▶ Exercise
Reproduce the records below in their entirety, exactly as shown.

━━━━━ Information provided ━━━━━

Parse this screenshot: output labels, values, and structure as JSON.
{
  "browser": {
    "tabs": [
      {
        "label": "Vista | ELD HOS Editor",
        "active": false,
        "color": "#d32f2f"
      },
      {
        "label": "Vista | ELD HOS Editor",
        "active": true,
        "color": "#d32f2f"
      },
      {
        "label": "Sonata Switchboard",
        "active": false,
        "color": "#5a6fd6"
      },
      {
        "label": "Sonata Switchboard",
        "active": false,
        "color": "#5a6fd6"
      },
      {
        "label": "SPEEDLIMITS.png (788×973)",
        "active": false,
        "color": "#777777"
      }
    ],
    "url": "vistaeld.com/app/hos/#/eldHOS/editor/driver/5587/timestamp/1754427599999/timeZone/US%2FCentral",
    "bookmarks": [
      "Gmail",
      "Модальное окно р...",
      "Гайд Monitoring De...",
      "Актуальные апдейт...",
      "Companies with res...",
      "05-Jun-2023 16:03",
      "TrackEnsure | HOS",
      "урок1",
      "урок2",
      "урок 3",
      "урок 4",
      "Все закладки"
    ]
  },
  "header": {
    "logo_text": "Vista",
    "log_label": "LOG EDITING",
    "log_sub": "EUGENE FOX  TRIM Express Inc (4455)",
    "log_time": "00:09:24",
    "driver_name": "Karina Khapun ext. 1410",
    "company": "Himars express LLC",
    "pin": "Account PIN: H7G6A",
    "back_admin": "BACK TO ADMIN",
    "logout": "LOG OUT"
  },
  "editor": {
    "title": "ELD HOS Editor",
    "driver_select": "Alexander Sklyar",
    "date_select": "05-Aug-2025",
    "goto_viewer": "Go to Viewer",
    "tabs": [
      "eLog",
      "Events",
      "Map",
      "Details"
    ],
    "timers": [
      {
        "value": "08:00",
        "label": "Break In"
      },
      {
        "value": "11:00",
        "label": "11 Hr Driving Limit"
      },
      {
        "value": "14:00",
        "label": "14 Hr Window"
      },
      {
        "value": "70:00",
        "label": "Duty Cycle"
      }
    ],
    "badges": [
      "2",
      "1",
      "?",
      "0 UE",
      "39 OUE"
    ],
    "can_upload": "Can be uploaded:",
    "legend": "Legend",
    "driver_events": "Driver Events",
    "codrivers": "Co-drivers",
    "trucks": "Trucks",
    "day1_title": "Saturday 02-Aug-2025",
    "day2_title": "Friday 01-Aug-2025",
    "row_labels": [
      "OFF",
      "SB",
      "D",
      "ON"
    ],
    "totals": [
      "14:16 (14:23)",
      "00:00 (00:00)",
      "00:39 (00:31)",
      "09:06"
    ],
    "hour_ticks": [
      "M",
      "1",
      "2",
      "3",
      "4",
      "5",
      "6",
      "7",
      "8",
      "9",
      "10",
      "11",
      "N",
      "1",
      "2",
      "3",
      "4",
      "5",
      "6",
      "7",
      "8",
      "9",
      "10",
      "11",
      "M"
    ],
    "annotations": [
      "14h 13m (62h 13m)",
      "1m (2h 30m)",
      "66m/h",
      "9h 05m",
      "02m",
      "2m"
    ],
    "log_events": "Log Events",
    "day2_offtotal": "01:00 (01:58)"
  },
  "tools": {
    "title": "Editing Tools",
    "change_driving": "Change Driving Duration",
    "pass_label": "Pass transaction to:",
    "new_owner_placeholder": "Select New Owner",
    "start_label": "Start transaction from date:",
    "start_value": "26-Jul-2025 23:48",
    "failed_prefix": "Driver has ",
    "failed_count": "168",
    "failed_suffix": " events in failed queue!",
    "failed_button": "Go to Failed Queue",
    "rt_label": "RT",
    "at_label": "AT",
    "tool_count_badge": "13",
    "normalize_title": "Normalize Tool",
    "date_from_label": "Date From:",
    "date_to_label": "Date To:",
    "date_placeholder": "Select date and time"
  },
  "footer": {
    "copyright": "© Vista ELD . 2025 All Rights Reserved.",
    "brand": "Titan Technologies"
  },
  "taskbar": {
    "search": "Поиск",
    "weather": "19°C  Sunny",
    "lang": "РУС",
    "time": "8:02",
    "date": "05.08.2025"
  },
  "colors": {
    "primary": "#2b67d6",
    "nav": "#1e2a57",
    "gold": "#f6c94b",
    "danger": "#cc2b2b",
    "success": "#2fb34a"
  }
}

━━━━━

▶ Answer space
Parse this screenshot: output labels, values, and structure as JSON.
{
  "browser": {
    "tabs": [
      {
        "label": "Vista | ELD HOS Editor",
        "active": false,
        "color": "#d32f2f"
      },
      {
        "label": "Vista | ELD HOS Editor",
        "active": true,
        "color": "#d32f2f"
      },
      {
        "label": "Sonata Switchboard",
        "active": false,
        "color": "#5a6fd6"
      },
      {
        "label": "Sonata Switchboard",
        "active": false,
        "color": "#5a6fd6"
      },
      {
        "label": "SPEEDLIMITS.png (788×973)",
        "active": false,
        "color": "#777777"
      }
    ],
    "url": "vistaeld.com/app/hos/#/eldHOS/editor/driver/5587/timestamp/1754427599999/timeZone/US%2FCentral",
    "bookmarks": [
      "Gmail",
      "Модальное окно р...",
      "Гайд Monitoring De...",
      "Актуальные апдейт...",
      "Companies with res...",
      "05-Jun-2023 16:03",
      "TrackEnsure | HOS",
      "урок1",
      "урок2",
      "урок 3",
      "урок 4",
      "Все закладки"
    ]
  },
  "header": {
    "logo_text": "Vista",
    "log_label": "LOG EDITING",
    "log_sub": "EUGENE FOX  TRIM Express Inc (4455)",
    "log_time": "00:09:24",
    "driver_name": "Karina Khapun ext. 1410",
    "company": "Himars express LLC",
    "pin": "Account PIN: H7G6A",
    "back_admin": "BACK TO ADMIN",
    "logout": "LOG OUT"
  },
  "editor": {
    "title": "ELD HOS Editor",
    "driver_select": "Alexander Sklyar",
    "date_select": "05-Aug-2025",
    "goto_viewer": "Go to Viewer",
    "tabs": [
      "eLog",
      "Events",
      "Map",
      "Details"
    ],
    "timers": [
      {
        "value": "08:00",
        "label": "Break In"
      },
      {
        "value": "11:00",
        "label": "11 Hr Driving Limit"
      },
      {
        "value": "14:00",
        "label": "14 Hr Window"
      },
      {
        "value": "70:00",
        "label": "Duty Cycle"
      }
    ],
    "badges": [
      "2",
      "1",
      "?",
      "0 UE",
      "39 OUE"
    ],
    "can_upload": "Can be uploaded:",
    "legend": "Legend",
    "driver_events": "Driver Events",
    "codrivers": "Co-drivers",
    "trucks": "Trucks",
    "day1_title": "Saturday 02-Aug-2025",
    "day2_title": "Friday 01-Aug-2025",
    "row_labels": [
      "OFF",
      "SB",
      "D",
      "ON"
    ],
    "totals": [
      "14:16 (14:23)",
      "00:00 (00:00)",
      "00:39 (00:31)",
      "09:06"
    ],
    "hour_ticks": [
      "M",
      "1",
      "2",
      "3",
      "4",
      "5",
      "6",
      "7",
      "8",
      "9",
      "10",
      "11",
      "N",
      "1",
      "2",
      "3",
      "4",
      "5",
      "6",
      "7",
      "8",
      "9",
      "10",
      "11",
      "M"
    ],
    "annotations": [
      "14h 13m (62h 13m)",
      "1m (2h 30m)",
      "66m/h",
      "9h 05m",
      "02m",
      "2m"
    ],
    "log_events": "Log Events",
    "day2_offtotal": "01:00 (01:58)"
  },
  "tools": {
    "title": "Editing Tools",
    "change_driving": "Change Driving Duration",
    "pass_label": "Pass transaction to:",
    "new_owner_placeholder": "Select New Owner",
    "start_label": "Start transaction from date:",
    "start_value": "26-Jul-2025 23:48",
    "failed_prefix": "Driver has ",
    "failed_count": "168",
    "failed_suffix": " events in failed queue!",
    "failed_button": "Go to Failed Queue",
    "rt_label": "RT",
    "at_label": "AT",
    "tool_count_badge": "13",
    "normalize_title": "Normalize Tool",
    "date_from_label": "Date From:",
    "date_to_label": "Date To:",
    "date_placeholder": "Select date and time"
  },
  "footer": {
    "copyright": "© Vista ELD . 2025 All Rights Reserved.",
    "brand": "Titan Technologies"
  },
  "taskbar": {
    "search": "Поиск",
    "weather": "19°C  Sunny",
    "lang": "РУС",
    "time": "8:02",
    "date": "05.08.2025"
  },
  "colors": {
    "primary": "#2b67d6",
    "nav": "#1e2a57",
    "gold": "#f6c94b",
    "danger": "#cc2b2b",
    "success": "#2fb34a"
  }
}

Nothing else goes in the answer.